Special virtual delivery by Amory Lovins and Andrew E. Huemmler
The electricity industry’s basic assumptions for 130 years—ever-rising demand, ever-bigger and hence -cheaper power plants, hence falling prices—have reversed. Electricity providers face at least eight simultaneous disruptors, on both the demand and supply sides, that will transform their technologies, institutions, finances, and business models beyond recognition. These forces include severalfold more efficient use of electricity, expanding returns to efficiency investments via integrative design (so bigger savings cost less), highly competitive distributed renewables, ubiquitous flexible loads, cost-effective storage (including competitive electric vehicles), major regulatory shifts, new customer preferences and societal values, and gamechanging business models. Such transformations don’t add; they multiply and exponentiate. Incumbents’ efforts to fight disruptors may actually strengthen them. Navigating these rapids presents an exciting opportunity for agile entrepreneurs, an extraordinary test of the industry’s leadership skills, and an opportunity to start turning power supplies from brittle to resilient.
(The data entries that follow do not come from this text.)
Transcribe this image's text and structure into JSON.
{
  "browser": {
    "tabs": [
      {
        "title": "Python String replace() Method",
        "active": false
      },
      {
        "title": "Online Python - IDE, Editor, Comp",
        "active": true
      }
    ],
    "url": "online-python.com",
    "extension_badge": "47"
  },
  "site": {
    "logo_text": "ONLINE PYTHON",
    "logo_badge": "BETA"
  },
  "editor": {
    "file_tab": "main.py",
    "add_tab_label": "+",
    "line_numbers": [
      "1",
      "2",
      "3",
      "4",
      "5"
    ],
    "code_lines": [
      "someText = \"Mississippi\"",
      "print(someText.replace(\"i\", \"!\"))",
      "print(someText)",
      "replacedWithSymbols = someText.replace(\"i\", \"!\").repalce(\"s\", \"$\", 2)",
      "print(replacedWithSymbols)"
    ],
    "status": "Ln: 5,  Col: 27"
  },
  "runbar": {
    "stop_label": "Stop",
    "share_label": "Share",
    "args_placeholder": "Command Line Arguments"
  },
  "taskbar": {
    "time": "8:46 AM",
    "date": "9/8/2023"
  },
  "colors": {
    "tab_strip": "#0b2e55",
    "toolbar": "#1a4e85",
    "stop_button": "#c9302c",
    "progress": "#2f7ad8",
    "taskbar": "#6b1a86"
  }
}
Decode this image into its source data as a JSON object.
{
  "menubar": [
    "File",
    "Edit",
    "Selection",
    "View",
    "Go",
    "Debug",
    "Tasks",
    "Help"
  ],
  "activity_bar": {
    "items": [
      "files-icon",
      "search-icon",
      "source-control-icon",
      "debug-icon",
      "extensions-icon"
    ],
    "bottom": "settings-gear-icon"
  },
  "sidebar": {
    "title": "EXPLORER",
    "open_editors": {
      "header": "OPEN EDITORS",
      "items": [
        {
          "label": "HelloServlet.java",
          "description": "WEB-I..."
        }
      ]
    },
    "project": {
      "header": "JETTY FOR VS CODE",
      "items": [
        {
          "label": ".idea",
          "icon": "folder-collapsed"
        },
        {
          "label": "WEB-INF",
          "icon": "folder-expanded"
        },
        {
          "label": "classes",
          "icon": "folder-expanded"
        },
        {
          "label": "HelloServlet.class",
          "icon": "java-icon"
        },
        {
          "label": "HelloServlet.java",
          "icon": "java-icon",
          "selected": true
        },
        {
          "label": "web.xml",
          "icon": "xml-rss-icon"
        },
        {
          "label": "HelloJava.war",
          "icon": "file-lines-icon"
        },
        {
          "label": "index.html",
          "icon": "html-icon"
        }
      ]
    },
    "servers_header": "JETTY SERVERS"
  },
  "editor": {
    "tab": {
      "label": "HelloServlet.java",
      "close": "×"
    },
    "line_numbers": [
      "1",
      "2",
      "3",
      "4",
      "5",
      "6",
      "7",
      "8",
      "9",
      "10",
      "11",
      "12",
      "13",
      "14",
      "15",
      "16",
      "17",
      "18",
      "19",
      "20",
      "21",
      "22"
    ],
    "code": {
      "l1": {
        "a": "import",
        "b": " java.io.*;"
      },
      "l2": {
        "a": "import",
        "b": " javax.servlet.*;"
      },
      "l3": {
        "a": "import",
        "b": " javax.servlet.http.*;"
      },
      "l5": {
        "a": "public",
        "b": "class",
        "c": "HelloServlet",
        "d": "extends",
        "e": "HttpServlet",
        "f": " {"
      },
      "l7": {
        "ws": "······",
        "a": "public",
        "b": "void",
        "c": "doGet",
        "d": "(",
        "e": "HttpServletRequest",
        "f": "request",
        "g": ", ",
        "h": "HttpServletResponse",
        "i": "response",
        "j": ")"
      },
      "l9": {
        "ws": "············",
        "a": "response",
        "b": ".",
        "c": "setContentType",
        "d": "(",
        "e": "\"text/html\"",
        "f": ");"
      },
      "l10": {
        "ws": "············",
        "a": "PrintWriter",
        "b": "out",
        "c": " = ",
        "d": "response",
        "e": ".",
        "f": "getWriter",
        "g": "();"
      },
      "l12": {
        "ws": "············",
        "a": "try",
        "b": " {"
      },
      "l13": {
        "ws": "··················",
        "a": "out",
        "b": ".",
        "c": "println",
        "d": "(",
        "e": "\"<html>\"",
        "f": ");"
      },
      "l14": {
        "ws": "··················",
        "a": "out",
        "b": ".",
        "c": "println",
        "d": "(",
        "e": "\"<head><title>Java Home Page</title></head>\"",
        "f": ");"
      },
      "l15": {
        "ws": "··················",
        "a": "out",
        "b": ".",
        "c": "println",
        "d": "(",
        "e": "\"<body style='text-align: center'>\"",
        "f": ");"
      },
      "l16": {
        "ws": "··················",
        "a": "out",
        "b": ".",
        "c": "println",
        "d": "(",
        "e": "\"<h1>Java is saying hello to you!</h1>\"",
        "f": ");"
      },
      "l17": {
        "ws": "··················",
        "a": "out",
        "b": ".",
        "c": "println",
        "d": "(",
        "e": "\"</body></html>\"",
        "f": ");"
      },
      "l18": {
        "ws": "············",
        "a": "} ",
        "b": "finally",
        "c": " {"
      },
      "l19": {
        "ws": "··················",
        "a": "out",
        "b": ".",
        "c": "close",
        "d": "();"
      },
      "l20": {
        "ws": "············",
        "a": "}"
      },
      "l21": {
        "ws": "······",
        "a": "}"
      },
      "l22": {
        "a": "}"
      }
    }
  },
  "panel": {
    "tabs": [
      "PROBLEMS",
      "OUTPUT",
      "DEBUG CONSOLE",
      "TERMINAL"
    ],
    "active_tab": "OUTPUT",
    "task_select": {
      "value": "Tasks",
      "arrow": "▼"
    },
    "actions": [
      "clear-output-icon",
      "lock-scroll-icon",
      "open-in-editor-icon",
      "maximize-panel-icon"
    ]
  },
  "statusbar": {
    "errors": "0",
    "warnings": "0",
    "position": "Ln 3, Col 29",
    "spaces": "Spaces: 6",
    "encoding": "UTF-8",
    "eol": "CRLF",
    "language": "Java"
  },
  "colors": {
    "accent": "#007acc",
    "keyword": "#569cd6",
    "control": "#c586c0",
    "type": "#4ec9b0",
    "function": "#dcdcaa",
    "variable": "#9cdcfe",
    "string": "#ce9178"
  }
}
Physicist Amory Lovins, 68, FRSA, is cofounder and Chief Scientist of Rocky Mountain Institute (www.rmi.org); energy advisor to major firms and governments in 65+ countries for 40+ years; author of 31 books and 600 papers; and an integrative designer of superefficient buildings, factories, and vehicles. He has received the Blue Planet, Volvo, Zayed, Onassis, Nissan, Shingo, and Mitchell Prizes, the MacArthur and Ashoka Fellowships, the Happold, Benjamin Franklin, and Spencer Hutchens Medals, 12 honorary doctorates, and the Heinz, Lindbergh, Right Livelihood (“alternative Nobel”), National Design, and World Technology Awards. In 2016, the President of Germany awarded him the Officer’s Cross of the Order of Merit (Bundesverdienstkreuz 1. Klasse). A Harvard and Oxford dropout, former Oxford don, honorary US architect, and Swedish engineering academician, he has taught at ten universities, most recently Stanford’s Engineering School and the Naval Postgraduate School (but only on topics he’s never studied, so as to retain beginner’s mind). He is a member of the U.S. National Petroleum Council and an advisor to the U.S. Chief of Naval Operations. Time has named him one of the world’s 100 most influential people, and Foreign Policy, one of the 100 top global thinkers. His latest books include Natural Capitalism (1999, www.natcap.org), Small Is Profitable (2002, www.smallisprofitable.org), Winning the Oil Endgame (2004, www.oilendgame.com), The Essential Amory Lovins (2011), and Reinventing Fire (2011, www.reinventingfire.com). His main recent efforts include supporting RMI’s collaborative synthesis, for China’s National Development and Reform Commission, of an ambitious efficiency-and-renewables trajectory to inform the 13th Five Year Plan, and exploring how to make integrative design the new normal, so investments to energy efficiency can yield expanding rather than diminishing returns.
Andrew Huemmler, Senior Lecturer, Chemical and Biomolecular Engineering. Dr. Huemmler worked for Exelon and its predecessor, PECO Energy, for 20 years. He started his career at PECO as an energy conservation analyst and finished at Exelon’s Power Team as a senior power transactor buying and selling electricity in wholesale power markets. He was a member of the New England Power Pool’s Transmission Operations Committee and participated in the rulemaking process which created electricity markets in the northeast U.S. Prior to joining PECO Energy, Andy worked in the City of Philadelphia’s Energy Office during Mayor William J. Green III’s administration. He authored an Energy Emergency Operations Plan for the City of Philadelphia and implemented the City’s first neighborhood-based energy education program. Early in his career, Andy worked for a small hydropower developer and the Philadelphia Water Department, was elected to the Board of Directors of the Queen Village Neighbors Association for eight years and served as a Democratic committeeman in Philadelphia’s 2nd Ward. Currently he is the President of the Board of Directors of the Energy Coordinating Agency of Philadelphia, the long-time leader in providing community-based energy efficiency services and assistance to low-income families.